## What is needed
All of the data must be returned exactly as given.

--------------------

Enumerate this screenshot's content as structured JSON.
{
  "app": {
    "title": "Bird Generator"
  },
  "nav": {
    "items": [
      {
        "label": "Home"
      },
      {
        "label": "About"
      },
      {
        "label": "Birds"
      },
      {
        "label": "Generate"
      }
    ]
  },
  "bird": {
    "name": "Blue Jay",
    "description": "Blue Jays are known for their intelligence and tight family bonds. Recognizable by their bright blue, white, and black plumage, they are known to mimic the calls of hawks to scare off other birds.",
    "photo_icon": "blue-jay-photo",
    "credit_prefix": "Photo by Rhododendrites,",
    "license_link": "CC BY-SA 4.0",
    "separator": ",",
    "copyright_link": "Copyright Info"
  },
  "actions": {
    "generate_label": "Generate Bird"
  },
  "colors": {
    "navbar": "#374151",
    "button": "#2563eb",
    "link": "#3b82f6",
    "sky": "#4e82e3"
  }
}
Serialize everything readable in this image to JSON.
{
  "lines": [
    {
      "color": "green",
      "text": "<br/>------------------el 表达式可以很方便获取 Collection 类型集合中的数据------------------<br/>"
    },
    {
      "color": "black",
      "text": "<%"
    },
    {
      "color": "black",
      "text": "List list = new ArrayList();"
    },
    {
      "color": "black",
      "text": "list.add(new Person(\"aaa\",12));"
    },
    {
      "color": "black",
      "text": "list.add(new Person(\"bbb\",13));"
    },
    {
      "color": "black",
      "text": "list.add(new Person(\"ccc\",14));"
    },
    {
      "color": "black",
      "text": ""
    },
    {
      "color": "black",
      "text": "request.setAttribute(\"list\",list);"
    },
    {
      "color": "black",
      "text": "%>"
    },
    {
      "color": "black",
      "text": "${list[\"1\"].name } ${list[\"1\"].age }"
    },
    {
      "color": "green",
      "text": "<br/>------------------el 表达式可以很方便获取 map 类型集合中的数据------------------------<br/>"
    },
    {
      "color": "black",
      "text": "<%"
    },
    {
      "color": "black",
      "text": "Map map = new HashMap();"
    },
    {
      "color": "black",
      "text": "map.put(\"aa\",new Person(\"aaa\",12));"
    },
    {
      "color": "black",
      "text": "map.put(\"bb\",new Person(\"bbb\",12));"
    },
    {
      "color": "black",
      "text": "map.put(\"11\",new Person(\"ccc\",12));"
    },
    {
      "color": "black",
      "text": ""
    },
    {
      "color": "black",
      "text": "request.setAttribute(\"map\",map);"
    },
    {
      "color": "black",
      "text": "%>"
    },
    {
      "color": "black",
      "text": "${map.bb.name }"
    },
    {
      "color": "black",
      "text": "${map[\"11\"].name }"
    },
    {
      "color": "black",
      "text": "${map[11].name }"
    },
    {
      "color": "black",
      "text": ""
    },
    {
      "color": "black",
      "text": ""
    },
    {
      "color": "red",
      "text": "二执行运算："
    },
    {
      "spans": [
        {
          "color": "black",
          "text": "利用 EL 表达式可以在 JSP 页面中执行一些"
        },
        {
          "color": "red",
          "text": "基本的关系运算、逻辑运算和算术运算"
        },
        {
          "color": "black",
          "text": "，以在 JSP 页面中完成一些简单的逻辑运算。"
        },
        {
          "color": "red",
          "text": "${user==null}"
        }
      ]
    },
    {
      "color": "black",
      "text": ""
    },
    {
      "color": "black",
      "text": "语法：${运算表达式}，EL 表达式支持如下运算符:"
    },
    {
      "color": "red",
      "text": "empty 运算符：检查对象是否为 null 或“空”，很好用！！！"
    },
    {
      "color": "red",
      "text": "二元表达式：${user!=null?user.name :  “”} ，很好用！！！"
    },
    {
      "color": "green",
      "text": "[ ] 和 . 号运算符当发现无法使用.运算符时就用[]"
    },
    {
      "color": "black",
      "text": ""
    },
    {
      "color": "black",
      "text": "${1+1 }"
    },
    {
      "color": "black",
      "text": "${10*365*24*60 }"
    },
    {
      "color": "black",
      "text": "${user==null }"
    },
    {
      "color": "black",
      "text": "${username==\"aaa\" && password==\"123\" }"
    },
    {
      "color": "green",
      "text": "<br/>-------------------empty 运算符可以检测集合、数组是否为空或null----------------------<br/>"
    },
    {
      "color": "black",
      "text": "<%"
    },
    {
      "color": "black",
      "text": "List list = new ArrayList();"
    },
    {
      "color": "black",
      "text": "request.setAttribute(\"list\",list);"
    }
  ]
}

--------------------

## Output below
Enumerate this screenshot's content as structured JSON.
{
  "app": {
    "title": "Bird Generator"
  },
  "nav": {
    "items": [
      {
        "label": "Home"
      },
      {
        "label": "About"
      },
      {
        "label": "Birds"
      },
      {
        "label": "Generate"
      }
    ]
  },
  "bird": {
    "name": "Blue Jay",
    "description": "Blue Jays are known for their intelligence and tight family bonds. Recognizable by their bright blue, white, and black plumage, they are known to mimic the calls of hawks to scare off other birds.",
    "photo_icon": "blue-jay-photo",
    "credit_prefix": "Photo by Rhododendrites,",
    "license_link": "CC BY-SA 4.0",
    "separator": ",",
    "copyright_link": "Copyright Info"
  },
  "actions": {
    "generate_label": "Generate Bird"
  },
  "colors": {
    "navbar": "#374151",
    "button": "#2563eb",
    "link": "#3b82f6",
    "sky": "#4e82e3"
  }
}
Serialize everything readable in this image to JSON.
{
  "lines": [
    {
      "color": "green",
      "text": "<br/>------------------el 表达式可以很方便获取 Collection 类型集合中的数据------------------<br/>"
    },
    {
      "color": "black",
      "text": "<%"
    },
    {
      "color": "black",
      "text": "List list = new ArrayList();"
    },
    {
      "color": "black",
      "text": "list.add(new Person(\"aaa\",12));"
    },
    {
      "color": "black",
      "text": "list.add(new Person(\"bbb\",13));"
    },
    {
      "color": "black",
      "text": "list.add(new Person(\"ccc\",14));"
    },
    {
      "color": "black",
      "text": ""
    },
    {
      "color": "black",
      "text": "request.setAttribute(\"list\",list);"
    },
    {
      "color": "black",
      "text": "%>"
    },
    {
      "color": "black",
      "text": "${list[\"1\"].name } ${list[\"1\"].age }"
    },
    {
      "color": "green",
      "text": "<br/>------------------el 表达式可以很方便获取 map 类型集合中的数据------------------------<br/>"
    },
    {
      "color": "black",
      "text": "<%"
    },
    {
      "color": "black",
      "text": "Map map = new HashMap();"
    },
    {
      "color": "black",
      "text": "map.put(\"aa\",new Person(\"aaa\",12));"
    },
    {
      "color": "black",
      "text": "map.put(\"bb\",new Person(\"bbb\",12));"
    },
    {
      "color": "black",
      "text": "map.put(\"11\",new Person(\"ccc\",12));"
    },
    {
      "color": "black",
      "text": ""
    },
    {
      "color": "black",
      "text": "request.setAttribute(\"map\",map);"
    },
    {
      "color": "black",
      "text": "%>"
    },
    {
      "color": "black",
      "text": "${map.bb.name }"
    },
    {
      "color": "black",
      "text": "${map[\"11\"].name }"
    },
    {
      "color": "black",
      "text": "${map[11].name }"
    },
    {
      "color": "black",
      "text": ""
    },
    {
      "color": "black",
      "text": ""
    },
    {
      "color": "red",
      "text": "二执行运算："
    },
    {
      "spans": [
        {
          "color": "black",
          "text": "利用 EL 表达式可以在 JSP 页面中执行一些"
        },
        {
          "color": "red",
          "text": "基本的关系运算、逻辑运算和算术运算"
        },
        {
          "color": "black",
          "text": "，以在 JSP 页面中完成一些简单的逻辑运算。"
        },
        {
          "color": "red",
          "text": "${user==null}"
        }
      ]
    },
    {
      "color": "black",
      "text": ""
    },
    {
      "color": "black",
      "text": "语法：${运算表达式}，EL 表达式支持如下运算符:"
    },
    {
      "color": "red",
      "text": "empty 运算符：检查对象是否为 null 或“空”，很好用！！！"
    },
    {
      "color": "red",
      "text": "二元表达式：${user!=null?user.name :  “”} ，很好用！！！"
    },
    {
      "color": "green",
      "text": "[ ] 和 . 号运算符当发现无法使用.运算符时就用[]"
    },
    {
      "color": "black",
      "text": ""
    },
    {
      "color": "black",
      "text": "${1+1 }"
    },
    {
      "color": "black",
      "text": "${10*365*24*60 }"
    },
    {
      "color": "black",
      "text": "${user==null }"
    },
    {
      "color": "black",
      "text": "${username==\"aaa\" && password==\"123\" }"
    },
    {
      "color": "green",
      "text": "<br/>-------------------empty 运算符可以检测集合、数组是否为空或null----------------------<br/>"
    },
    {
      "color": "black",
      "text": "<%"
    },
    {
      "color": "black",
      "text": "List list = new ArrayList();"
    },
    {
      "color": "black",
      "text": "request.setAttribute(\"list\",list);"
    }
  ]
}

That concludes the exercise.